Stored dataset items:
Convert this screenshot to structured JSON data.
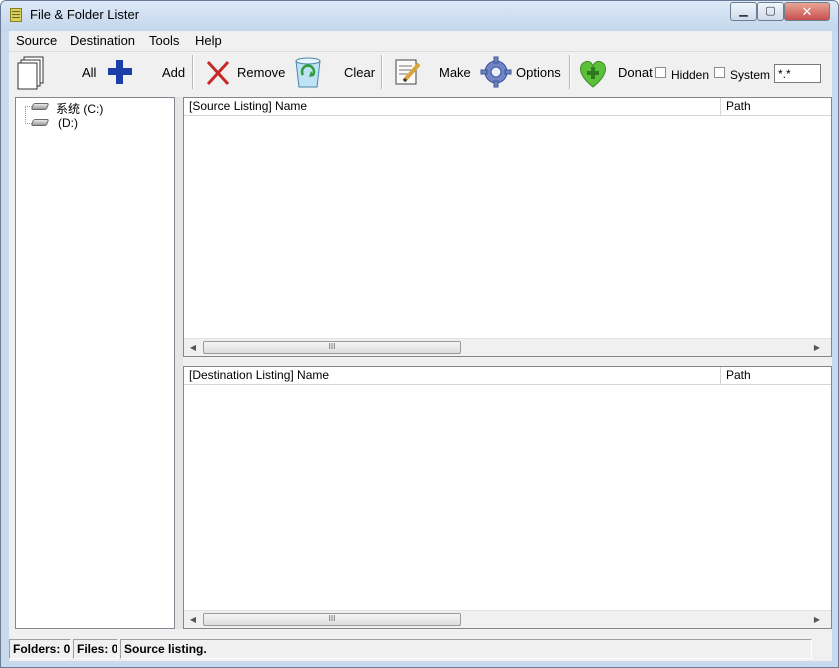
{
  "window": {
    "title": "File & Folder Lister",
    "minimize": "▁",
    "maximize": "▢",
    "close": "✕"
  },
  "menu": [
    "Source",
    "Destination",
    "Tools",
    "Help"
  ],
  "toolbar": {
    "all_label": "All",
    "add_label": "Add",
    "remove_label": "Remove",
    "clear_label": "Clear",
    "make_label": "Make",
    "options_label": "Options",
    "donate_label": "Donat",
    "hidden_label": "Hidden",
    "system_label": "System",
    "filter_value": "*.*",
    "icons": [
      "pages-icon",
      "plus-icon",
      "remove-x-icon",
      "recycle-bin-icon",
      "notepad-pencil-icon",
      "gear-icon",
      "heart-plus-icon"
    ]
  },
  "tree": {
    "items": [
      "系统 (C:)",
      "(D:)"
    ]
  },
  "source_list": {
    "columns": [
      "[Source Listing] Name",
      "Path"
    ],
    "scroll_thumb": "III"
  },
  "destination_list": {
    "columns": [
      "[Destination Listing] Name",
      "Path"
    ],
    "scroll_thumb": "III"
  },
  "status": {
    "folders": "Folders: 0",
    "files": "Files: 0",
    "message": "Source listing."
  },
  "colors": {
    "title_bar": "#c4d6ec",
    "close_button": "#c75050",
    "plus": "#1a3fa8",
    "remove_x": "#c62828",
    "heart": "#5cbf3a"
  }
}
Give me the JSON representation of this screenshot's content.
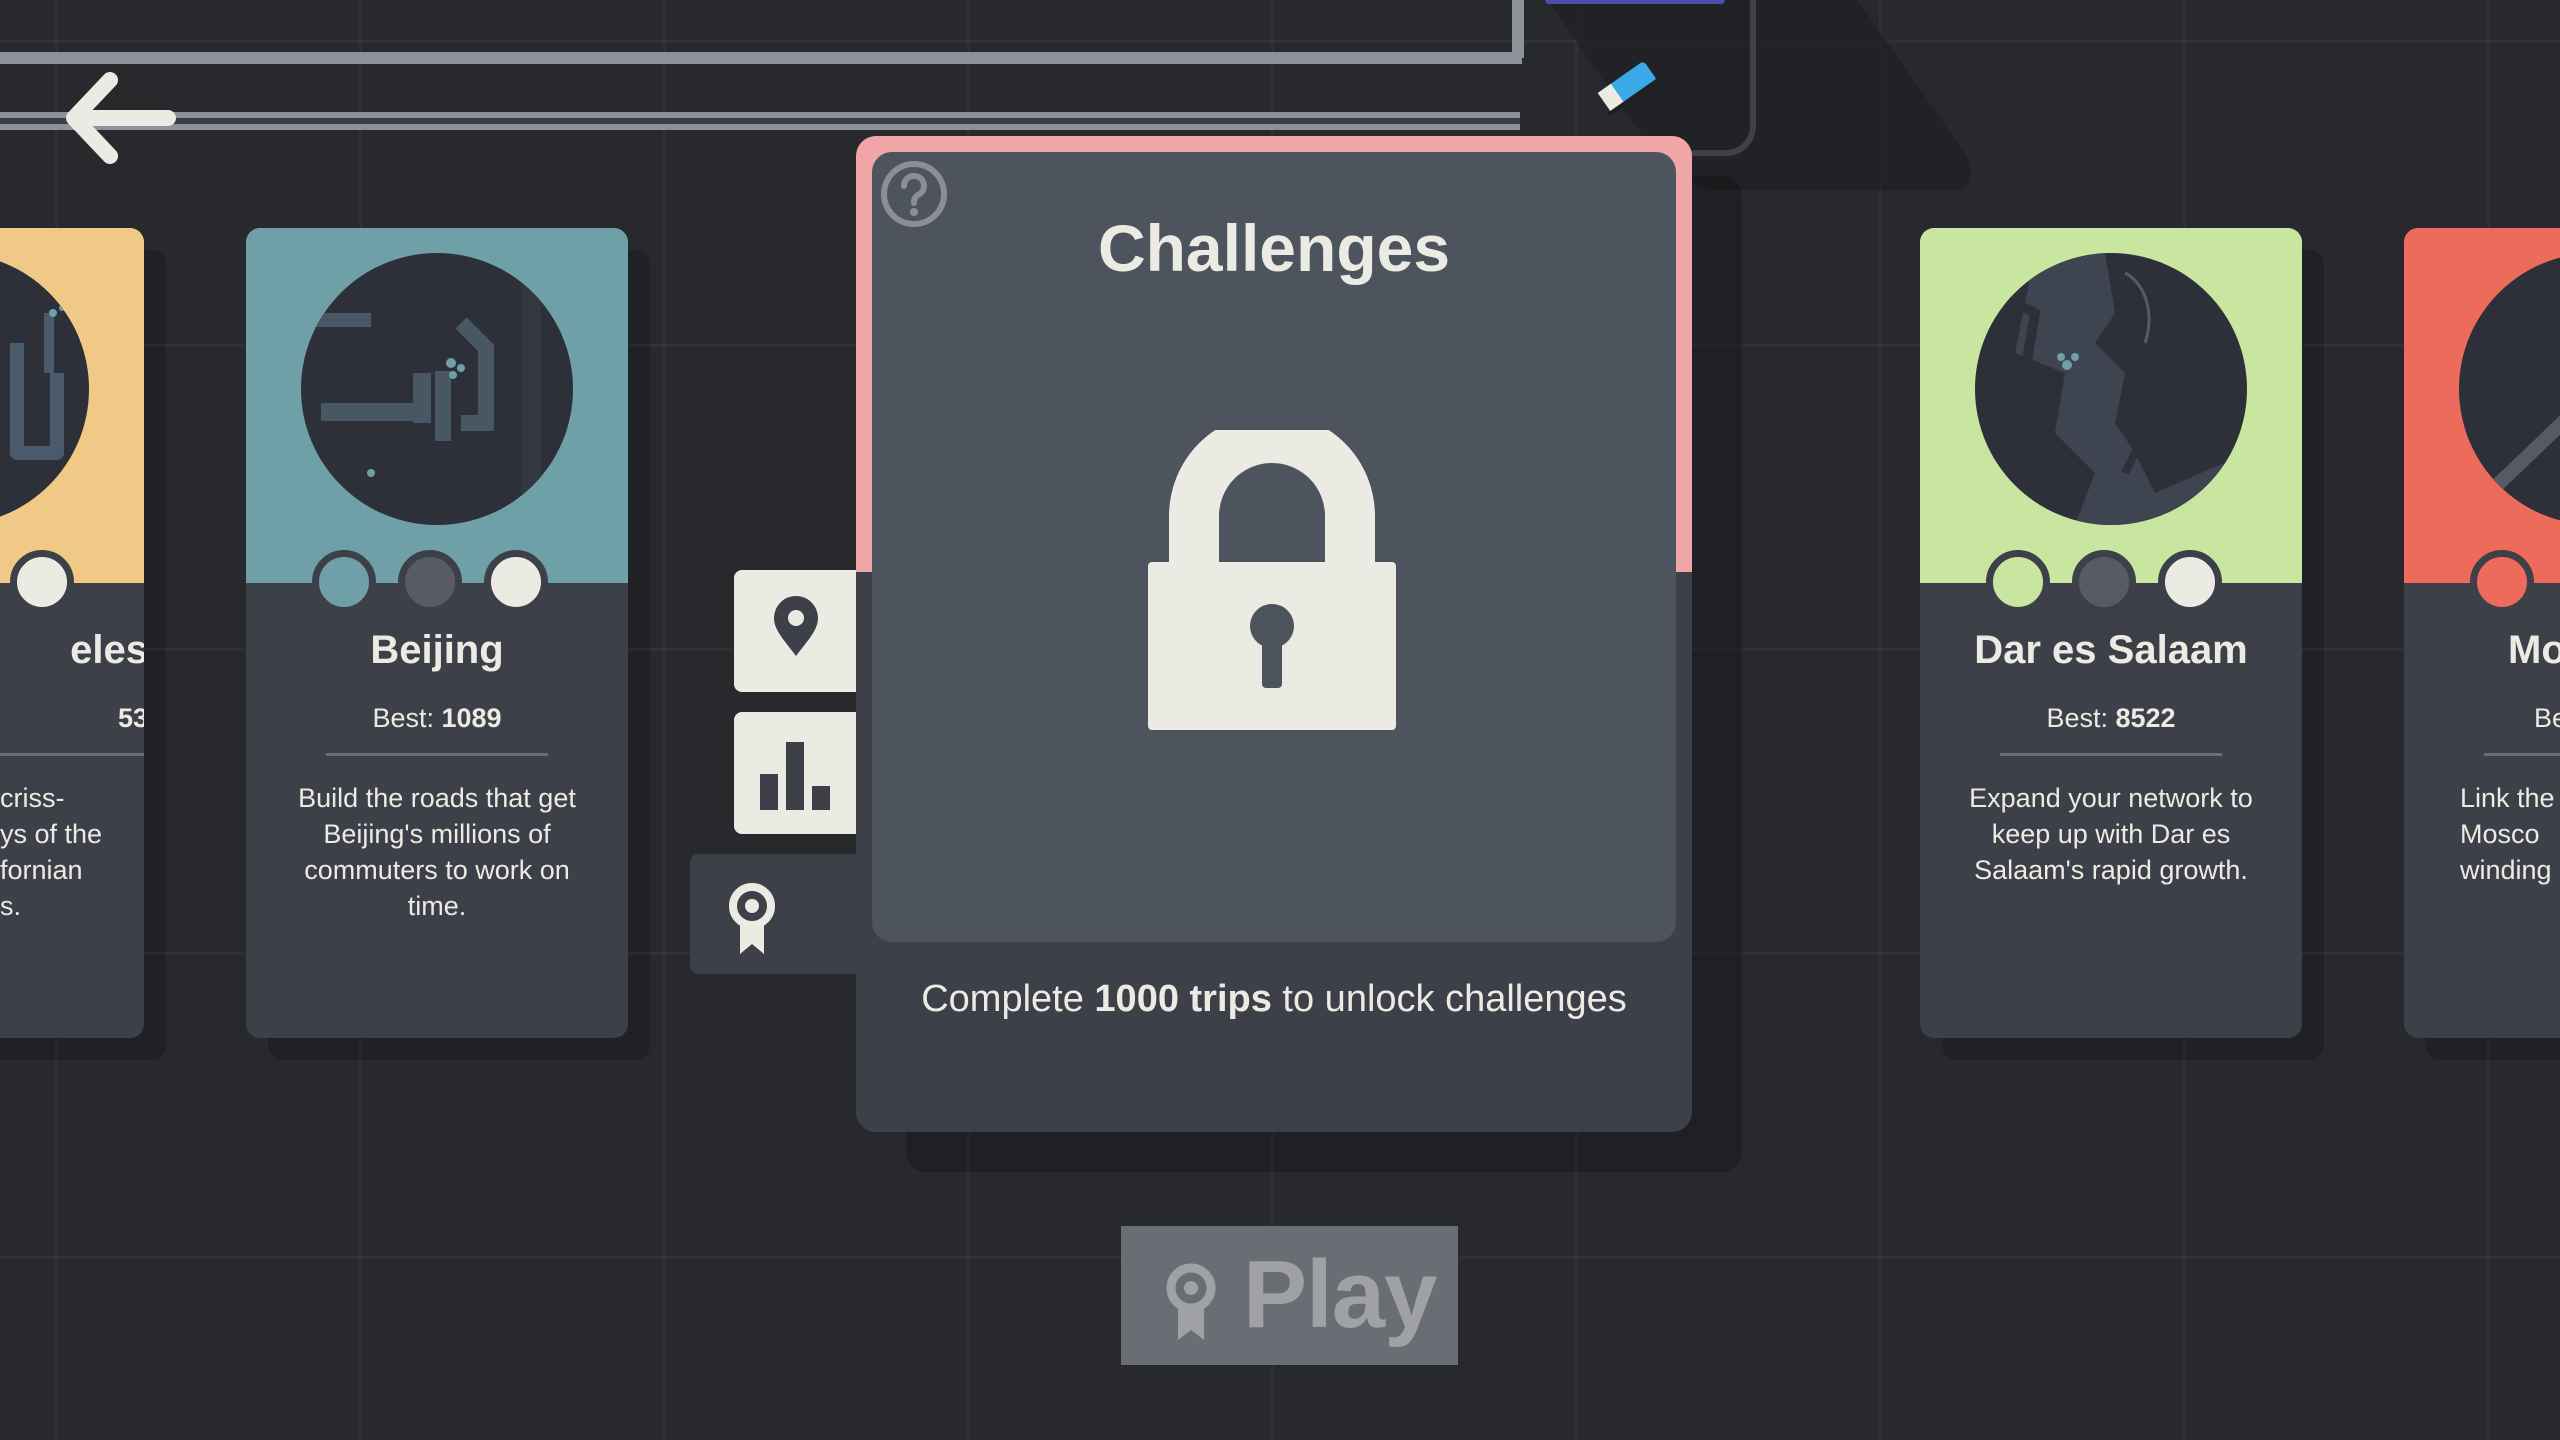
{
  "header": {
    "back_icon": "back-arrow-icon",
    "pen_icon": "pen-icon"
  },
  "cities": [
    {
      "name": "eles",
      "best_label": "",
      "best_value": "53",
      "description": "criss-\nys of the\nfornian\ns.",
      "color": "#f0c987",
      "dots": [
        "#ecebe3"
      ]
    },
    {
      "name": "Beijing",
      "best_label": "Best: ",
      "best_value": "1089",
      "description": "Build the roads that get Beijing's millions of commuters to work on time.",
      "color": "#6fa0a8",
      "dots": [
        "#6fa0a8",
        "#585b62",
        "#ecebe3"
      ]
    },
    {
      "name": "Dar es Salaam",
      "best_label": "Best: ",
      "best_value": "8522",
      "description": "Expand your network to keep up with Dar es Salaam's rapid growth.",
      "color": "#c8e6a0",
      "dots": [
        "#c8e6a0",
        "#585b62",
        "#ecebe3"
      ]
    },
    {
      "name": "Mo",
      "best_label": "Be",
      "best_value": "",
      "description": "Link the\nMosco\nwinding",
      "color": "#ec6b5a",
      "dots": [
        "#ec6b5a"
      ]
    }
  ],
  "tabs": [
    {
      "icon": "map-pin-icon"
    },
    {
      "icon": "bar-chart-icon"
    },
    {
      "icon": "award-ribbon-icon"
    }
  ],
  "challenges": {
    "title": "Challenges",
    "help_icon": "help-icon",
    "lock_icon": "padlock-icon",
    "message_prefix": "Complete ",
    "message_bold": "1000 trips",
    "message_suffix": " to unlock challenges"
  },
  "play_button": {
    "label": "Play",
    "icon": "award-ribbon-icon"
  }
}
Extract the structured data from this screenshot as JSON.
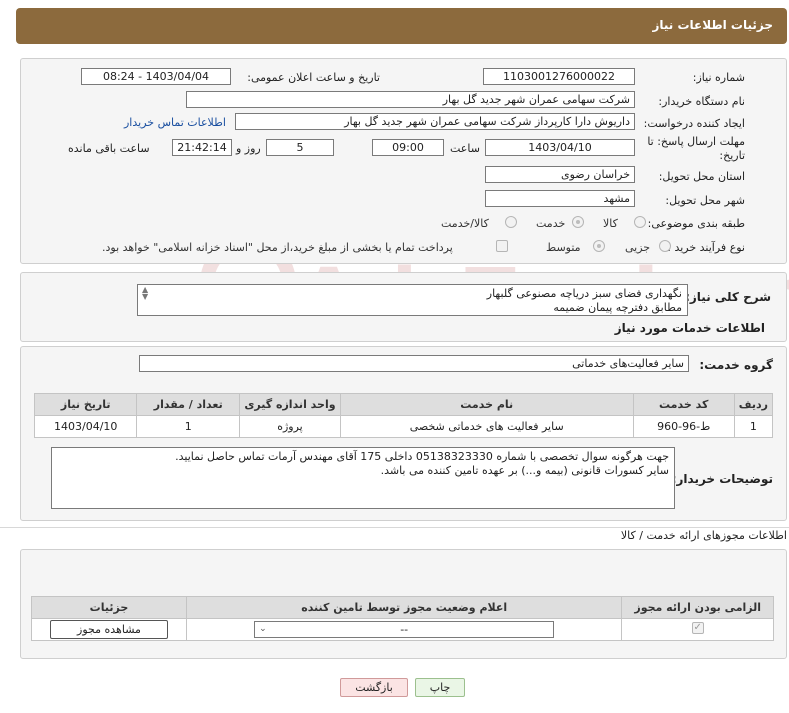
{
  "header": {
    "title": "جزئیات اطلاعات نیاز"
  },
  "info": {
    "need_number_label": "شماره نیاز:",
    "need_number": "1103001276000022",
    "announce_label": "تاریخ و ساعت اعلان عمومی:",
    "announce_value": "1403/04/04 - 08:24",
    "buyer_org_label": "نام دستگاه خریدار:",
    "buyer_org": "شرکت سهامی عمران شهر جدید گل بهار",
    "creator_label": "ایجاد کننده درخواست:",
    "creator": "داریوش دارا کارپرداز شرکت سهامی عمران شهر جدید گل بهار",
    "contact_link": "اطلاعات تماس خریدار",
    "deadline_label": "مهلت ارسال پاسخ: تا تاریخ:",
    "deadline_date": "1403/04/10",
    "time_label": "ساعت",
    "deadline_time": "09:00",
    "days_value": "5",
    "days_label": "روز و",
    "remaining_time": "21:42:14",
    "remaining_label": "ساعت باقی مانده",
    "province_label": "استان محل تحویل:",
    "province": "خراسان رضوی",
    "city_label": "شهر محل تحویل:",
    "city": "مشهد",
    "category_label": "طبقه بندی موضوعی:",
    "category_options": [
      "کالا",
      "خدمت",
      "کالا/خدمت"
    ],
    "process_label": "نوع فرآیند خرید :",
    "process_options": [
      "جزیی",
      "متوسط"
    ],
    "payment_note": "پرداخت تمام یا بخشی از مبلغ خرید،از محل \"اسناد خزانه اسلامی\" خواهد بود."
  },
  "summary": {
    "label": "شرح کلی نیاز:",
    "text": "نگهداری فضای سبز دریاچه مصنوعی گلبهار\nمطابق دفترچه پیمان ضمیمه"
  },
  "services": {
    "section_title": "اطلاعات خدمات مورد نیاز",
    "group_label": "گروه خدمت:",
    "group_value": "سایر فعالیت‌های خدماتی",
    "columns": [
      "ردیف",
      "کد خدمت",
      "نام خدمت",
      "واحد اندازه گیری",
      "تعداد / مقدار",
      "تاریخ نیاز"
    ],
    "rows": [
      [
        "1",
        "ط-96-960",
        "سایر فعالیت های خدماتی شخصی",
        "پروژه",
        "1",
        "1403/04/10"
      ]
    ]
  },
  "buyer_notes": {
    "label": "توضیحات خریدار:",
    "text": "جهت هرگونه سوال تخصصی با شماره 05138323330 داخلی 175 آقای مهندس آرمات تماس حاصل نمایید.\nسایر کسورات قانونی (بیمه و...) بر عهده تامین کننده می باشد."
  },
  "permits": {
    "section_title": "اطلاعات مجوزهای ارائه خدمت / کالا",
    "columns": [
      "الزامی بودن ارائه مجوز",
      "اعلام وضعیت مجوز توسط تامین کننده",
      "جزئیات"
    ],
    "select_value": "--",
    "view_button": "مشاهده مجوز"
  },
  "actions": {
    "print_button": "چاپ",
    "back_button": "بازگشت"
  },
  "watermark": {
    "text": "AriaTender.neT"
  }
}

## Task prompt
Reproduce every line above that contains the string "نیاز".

## Exercise solution
    "title": "جزئیات اطلاعات نیاز"
    "need_number_label": "شماره نیاز:",
    "label": "شرح کلی نیاز:",
    "section_title": "اطلاعات خدمات مورد نیاز",
      "تاریخ نیاز"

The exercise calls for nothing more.